Charles Darwin University

CDU eSpace
Institutional Repository

 
CDU Staff and Student only
 

Assessing the invasiveness of Calotropis procera (Aiton) W.T. Aiton in northern Australia

Menge, Enock Ondeyo (2017). Assessing the invasiveness of Calotropis procera (Aiton) W.T. Aiton in northern Australia. Doctor of Philosophy Thesis, Charles Darwin University.

Document type: Thesis
Citation counts: Google Scholar Search Google Scholar
Attached Files (Some files may be inaccessible until you login with your CDU eSpace credentials)
Name Description MIMEType Size Downloads
Download this reading Thesis_CDU_61441_Menge_E.pdf PDF version generated by student application/pdf 8.09MB 12
Reading the attached file works best in Firefox, Chrome and IE 9 or later.

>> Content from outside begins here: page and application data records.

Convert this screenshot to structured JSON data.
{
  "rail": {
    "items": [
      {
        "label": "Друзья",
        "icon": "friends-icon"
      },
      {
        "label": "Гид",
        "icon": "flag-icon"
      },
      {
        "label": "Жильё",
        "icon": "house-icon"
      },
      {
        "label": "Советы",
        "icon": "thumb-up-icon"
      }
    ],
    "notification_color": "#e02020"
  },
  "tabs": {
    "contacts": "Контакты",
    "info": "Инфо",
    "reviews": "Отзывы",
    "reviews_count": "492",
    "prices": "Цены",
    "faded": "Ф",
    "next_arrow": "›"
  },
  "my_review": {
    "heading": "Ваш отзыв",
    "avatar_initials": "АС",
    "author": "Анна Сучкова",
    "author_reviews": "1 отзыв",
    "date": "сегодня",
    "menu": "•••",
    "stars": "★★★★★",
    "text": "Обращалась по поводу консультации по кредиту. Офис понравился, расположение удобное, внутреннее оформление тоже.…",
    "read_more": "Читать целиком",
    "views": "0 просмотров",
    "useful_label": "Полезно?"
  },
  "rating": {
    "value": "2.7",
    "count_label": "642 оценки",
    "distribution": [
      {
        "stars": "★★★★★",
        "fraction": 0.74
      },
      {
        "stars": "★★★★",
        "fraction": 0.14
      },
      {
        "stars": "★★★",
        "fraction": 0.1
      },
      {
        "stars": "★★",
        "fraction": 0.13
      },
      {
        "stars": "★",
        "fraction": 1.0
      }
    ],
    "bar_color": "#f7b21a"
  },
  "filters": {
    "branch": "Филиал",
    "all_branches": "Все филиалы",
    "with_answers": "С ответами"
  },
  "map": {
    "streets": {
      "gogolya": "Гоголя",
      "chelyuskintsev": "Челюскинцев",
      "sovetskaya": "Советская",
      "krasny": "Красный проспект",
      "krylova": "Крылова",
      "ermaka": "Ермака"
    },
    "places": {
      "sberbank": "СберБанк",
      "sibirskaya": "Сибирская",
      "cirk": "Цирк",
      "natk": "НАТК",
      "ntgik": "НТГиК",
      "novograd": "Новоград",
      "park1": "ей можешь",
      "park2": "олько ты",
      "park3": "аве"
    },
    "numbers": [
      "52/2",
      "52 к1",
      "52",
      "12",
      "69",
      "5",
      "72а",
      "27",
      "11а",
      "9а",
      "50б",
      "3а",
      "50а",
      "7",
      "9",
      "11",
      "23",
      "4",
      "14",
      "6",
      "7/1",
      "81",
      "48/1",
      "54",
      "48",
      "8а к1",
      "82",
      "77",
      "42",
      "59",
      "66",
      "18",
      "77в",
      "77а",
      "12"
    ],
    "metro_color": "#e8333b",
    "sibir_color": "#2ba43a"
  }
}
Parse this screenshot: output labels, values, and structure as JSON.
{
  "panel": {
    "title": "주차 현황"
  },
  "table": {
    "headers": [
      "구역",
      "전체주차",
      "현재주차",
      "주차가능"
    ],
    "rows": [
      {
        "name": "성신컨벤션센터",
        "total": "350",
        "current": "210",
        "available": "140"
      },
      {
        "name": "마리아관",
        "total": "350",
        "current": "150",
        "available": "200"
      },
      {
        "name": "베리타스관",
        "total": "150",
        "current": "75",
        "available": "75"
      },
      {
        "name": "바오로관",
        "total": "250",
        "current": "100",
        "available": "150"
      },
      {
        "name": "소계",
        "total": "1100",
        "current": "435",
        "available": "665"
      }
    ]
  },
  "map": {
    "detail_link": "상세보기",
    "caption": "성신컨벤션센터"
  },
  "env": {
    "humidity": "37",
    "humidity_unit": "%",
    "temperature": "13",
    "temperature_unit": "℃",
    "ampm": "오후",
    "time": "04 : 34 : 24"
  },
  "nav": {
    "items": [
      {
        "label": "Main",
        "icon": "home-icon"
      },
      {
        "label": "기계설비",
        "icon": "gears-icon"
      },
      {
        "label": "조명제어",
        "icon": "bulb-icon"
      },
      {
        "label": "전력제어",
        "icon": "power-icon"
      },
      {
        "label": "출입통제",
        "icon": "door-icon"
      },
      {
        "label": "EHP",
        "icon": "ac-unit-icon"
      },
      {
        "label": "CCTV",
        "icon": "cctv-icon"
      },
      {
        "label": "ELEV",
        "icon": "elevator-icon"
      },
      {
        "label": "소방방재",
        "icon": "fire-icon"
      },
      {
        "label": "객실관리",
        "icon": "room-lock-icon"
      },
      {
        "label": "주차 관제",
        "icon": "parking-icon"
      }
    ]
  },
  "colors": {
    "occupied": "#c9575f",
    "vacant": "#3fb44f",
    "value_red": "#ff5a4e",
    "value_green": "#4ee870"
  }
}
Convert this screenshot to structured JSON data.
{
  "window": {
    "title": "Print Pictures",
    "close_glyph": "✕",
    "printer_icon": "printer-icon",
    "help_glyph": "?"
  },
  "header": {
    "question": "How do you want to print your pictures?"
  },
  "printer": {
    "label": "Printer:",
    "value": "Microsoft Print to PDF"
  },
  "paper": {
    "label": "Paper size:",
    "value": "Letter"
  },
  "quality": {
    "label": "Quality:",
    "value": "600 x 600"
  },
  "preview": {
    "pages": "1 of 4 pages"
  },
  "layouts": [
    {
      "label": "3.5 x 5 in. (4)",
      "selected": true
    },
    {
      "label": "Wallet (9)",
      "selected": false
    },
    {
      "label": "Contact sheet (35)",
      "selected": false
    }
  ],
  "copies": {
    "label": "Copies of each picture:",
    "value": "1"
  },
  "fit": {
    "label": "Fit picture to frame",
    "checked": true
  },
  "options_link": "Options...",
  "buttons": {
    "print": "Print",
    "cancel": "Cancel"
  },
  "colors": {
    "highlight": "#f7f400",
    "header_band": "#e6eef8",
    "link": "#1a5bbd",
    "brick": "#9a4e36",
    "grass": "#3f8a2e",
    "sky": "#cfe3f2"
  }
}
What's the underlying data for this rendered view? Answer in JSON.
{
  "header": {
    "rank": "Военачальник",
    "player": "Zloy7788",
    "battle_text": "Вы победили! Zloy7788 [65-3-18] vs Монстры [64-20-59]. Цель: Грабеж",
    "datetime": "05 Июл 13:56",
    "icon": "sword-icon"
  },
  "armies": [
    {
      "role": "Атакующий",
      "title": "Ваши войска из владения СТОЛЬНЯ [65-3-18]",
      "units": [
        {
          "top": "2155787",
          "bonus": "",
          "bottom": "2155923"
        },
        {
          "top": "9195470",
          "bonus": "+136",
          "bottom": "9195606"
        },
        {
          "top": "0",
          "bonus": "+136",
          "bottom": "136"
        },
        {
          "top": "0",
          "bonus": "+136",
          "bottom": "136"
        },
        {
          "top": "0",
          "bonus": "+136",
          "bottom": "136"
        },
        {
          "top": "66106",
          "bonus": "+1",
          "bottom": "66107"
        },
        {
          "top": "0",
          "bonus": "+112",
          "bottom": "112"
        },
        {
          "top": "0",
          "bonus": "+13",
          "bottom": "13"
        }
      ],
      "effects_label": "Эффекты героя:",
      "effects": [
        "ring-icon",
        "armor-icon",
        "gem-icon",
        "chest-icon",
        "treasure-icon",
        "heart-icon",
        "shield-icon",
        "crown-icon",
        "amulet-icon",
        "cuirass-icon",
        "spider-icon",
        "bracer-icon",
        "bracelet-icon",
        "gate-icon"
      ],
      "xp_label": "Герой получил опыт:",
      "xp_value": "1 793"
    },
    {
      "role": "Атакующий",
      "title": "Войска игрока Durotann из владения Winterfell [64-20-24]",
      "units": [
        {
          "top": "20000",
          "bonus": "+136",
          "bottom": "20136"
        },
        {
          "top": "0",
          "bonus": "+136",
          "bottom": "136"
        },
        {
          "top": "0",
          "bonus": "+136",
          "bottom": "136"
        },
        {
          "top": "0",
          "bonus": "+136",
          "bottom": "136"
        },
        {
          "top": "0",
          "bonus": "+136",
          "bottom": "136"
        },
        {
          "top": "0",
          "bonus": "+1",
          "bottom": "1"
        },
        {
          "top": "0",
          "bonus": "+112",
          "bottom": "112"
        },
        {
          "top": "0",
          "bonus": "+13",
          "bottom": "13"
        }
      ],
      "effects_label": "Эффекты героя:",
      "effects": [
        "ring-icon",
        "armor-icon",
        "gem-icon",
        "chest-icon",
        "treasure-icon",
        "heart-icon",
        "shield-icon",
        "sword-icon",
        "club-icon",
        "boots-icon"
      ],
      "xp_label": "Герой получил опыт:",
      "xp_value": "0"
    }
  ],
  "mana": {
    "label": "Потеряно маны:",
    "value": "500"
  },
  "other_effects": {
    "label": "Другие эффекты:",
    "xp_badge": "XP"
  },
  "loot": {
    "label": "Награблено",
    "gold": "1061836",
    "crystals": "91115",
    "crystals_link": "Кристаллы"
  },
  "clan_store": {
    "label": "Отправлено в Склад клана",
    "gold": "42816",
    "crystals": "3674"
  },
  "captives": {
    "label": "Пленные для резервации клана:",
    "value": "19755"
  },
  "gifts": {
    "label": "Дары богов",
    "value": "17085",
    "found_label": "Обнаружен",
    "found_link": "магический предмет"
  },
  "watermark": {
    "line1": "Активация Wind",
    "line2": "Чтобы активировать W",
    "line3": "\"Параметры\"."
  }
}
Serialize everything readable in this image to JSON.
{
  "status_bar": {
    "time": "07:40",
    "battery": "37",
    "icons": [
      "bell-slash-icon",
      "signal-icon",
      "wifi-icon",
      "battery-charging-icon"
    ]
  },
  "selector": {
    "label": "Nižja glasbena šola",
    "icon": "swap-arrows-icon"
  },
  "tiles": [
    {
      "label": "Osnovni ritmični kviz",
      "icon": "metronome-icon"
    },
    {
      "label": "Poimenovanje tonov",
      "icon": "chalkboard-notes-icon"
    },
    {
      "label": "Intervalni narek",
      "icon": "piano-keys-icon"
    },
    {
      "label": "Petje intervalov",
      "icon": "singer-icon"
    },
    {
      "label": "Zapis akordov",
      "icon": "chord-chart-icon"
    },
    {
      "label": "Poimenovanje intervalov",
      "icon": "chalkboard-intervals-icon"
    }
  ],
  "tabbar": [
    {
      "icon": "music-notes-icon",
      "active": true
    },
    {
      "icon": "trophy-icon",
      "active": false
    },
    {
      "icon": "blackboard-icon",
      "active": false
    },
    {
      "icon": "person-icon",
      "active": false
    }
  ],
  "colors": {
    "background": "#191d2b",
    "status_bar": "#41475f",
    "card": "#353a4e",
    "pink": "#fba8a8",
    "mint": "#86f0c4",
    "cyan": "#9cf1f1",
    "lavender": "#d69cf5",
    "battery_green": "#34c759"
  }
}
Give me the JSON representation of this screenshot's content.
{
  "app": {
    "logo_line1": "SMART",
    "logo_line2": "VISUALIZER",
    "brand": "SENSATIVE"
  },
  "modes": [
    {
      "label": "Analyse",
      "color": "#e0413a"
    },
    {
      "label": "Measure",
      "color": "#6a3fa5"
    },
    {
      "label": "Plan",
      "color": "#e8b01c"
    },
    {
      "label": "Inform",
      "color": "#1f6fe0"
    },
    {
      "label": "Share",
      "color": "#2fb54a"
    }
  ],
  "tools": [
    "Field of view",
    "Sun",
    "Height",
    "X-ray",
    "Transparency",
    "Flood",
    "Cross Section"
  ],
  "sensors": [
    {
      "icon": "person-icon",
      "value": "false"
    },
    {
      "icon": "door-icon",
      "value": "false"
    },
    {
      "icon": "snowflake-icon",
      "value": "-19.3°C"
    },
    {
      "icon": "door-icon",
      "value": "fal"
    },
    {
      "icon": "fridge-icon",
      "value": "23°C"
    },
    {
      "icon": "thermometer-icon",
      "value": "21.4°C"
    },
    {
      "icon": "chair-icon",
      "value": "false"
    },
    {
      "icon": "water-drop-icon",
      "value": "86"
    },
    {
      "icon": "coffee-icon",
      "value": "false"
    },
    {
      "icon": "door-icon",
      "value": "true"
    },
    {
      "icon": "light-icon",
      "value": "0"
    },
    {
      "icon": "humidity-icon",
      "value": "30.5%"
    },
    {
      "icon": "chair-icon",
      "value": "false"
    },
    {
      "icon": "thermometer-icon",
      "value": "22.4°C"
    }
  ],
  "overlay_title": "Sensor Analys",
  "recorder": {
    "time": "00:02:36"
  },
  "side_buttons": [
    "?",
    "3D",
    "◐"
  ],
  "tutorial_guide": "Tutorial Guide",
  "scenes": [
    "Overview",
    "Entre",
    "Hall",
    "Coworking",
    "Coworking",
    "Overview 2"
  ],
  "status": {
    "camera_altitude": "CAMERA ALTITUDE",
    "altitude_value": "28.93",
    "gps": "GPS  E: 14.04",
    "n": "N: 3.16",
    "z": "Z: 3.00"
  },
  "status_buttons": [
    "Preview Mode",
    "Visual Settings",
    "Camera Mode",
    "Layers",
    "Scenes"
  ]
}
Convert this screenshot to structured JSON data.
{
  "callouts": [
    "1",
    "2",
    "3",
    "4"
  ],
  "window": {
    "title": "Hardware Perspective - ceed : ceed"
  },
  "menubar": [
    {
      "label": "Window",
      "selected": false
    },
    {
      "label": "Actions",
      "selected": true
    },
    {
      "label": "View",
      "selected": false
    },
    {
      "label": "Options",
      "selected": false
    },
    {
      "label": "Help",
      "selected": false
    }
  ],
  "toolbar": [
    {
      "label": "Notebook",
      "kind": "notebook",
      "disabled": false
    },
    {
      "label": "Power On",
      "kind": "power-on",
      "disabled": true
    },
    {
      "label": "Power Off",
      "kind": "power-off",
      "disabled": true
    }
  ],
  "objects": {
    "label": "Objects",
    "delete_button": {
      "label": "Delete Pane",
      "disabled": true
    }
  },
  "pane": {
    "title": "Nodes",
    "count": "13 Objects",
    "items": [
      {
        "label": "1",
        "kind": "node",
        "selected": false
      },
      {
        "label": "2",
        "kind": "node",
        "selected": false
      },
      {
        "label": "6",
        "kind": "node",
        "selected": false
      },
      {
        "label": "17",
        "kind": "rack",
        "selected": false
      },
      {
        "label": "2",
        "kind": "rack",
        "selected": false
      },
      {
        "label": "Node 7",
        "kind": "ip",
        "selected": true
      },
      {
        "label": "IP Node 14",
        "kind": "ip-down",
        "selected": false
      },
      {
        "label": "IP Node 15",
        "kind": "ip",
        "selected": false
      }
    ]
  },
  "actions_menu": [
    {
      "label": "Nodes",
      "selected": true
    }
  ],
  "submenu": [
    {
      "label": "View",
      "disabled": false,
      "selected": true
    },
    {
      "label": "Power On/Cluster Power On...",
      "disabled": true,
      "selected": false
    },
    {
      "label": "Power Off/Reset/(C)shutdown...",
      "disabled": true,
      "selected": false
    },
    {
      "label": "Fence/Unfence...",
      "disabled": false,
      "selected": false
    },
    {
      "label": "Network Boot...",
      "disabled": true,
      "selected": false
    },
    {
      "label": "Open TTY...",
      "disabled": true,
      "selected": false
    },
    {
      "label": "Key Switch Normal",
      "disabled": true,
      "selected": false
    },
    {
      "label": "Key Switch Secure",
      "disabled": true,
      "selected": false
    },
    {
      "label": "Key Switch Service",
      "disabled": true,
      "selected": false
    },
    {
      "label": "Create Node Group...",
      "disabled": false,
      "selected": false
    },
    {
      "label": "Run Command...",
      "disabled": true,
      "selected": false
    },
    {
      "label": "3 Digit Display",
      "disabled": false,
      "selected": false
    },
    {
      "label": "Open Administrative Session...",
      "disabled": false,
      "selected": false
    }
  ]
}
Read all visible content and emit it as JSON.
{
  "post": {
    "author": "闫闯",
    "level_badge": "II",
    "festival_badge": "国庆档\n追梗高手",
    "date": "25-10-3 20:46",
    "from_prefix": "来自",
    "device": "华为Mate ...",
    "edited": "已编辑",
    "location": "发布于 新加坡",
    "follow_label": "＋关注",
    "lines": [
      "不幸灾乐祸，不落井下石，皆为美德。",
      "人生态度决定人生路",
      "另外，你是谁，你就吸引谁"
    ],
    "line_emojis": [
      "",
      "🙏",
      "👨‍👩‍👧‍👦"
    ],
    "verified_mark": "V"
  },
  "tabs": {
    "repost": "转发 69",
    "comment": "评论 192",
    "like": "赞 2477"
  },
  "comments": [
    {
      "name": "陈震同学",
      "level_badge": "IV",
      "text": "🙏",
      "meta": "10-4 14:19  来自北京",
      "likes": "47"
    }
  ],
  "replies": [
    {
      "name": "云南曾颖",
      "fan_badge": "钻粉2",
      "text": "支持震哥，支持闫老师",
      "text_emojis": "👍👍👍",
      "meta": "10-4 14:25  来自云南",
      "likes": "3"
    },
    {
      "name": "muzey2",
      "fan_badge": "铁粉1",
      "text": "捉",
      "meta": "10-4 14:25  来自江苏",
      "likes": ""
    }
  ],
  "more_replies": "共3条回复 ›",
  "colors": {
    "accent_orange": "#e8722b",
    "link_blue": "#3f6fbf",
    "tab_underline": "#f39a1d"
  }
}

Author Menge, Enock Ondeyo
Title Assessing the invasiveness of Calotropis procera (Aiton) W.T. Aiton in northern Australia
Institution Charles Darwin University
Publication Date 2017-02
Thesis Type Doctor of Philosophy
Supervisor Bellairs, Sean M.
Subjects ENVIRONMENTAL SCIENCES
Abstract Rubber bush (Calotropis procera) was recognised during industry and expert weed prioritisation processes as an important economic and environmental weed in northern Australia. It establishes at high densities hindering pastoral management and reducing range productivity. It is estimated to infest 1.8-3. 7 million hectares of northern Australia, however, the drivers of its spread are not well known. This thesis documents various aspects of its reproductive biology and ecology, seed ecology, competitiveness and distribution in Australia; and how these attributes contribute to its invasiveness. A combination of greenhouse, field, laboratory, observational and computer simulation studies, covering the competitive ability, reproductive biology and ecology, seed ecology and species habitat modeling were performed at multiple locations in the Northern Territory and Queensland over three and a half years. This work addressed the question whether rubber bush invasions are a symptom of rangeland management practices or a consequence of natural biological interactions with native species. The results demonstrated that rubber bush is not a strong competitor of native grasses and its invasion is dependent on anthropogenic disturbance. The spread of rubber bush is facilitated by a self-compatible breeding system and an ability to recruit new pollinators during range expansion. Additionally, it exerts considerable propagule pressure through prolific wind-dispersed and highly germinable seeds in Australia compared to native environments. The seeds are quiescent under unfavourable temperature conditions but germinate rapidly when conditions improve. Species habitat modeling showed that it has not saturated the current suitable area, and its suitable area will expand under future climate scenarios. These abilities combine with ruderality to make rubber bush a high risk weed in northern Australia. Nevertheless, because feasibility of control is low, targeted control and protection of priority areas is recommended. Given the important role of disturbance in the spread of rubber bush, careful management of disturbance regimes on rangelands is necessary to limit the spread of rubber bush across northern Australia. For greater effectiveness, it is recommended that policy frameworks regarding the management of rubber bush be harmonised across affected Australian States and Territories.
Additional Notes Please note that articles in this thesis have been removed due to copyright restrictions.


© copyright

Every reasonable effort has been made to ensure that permission has been obtained for items included in CDU eSpace. If you believe that your rights have been infringed by this repository, please contact digitisation@cdu.edu.au.

 
Versions
Version Filter Type
Access Statistics: 22 Abstract Views, 12 File Downloads  -  Detailed Statistics
Created: Fri, 06 Apr 2018, 09:13:46 CST by Jessie Ng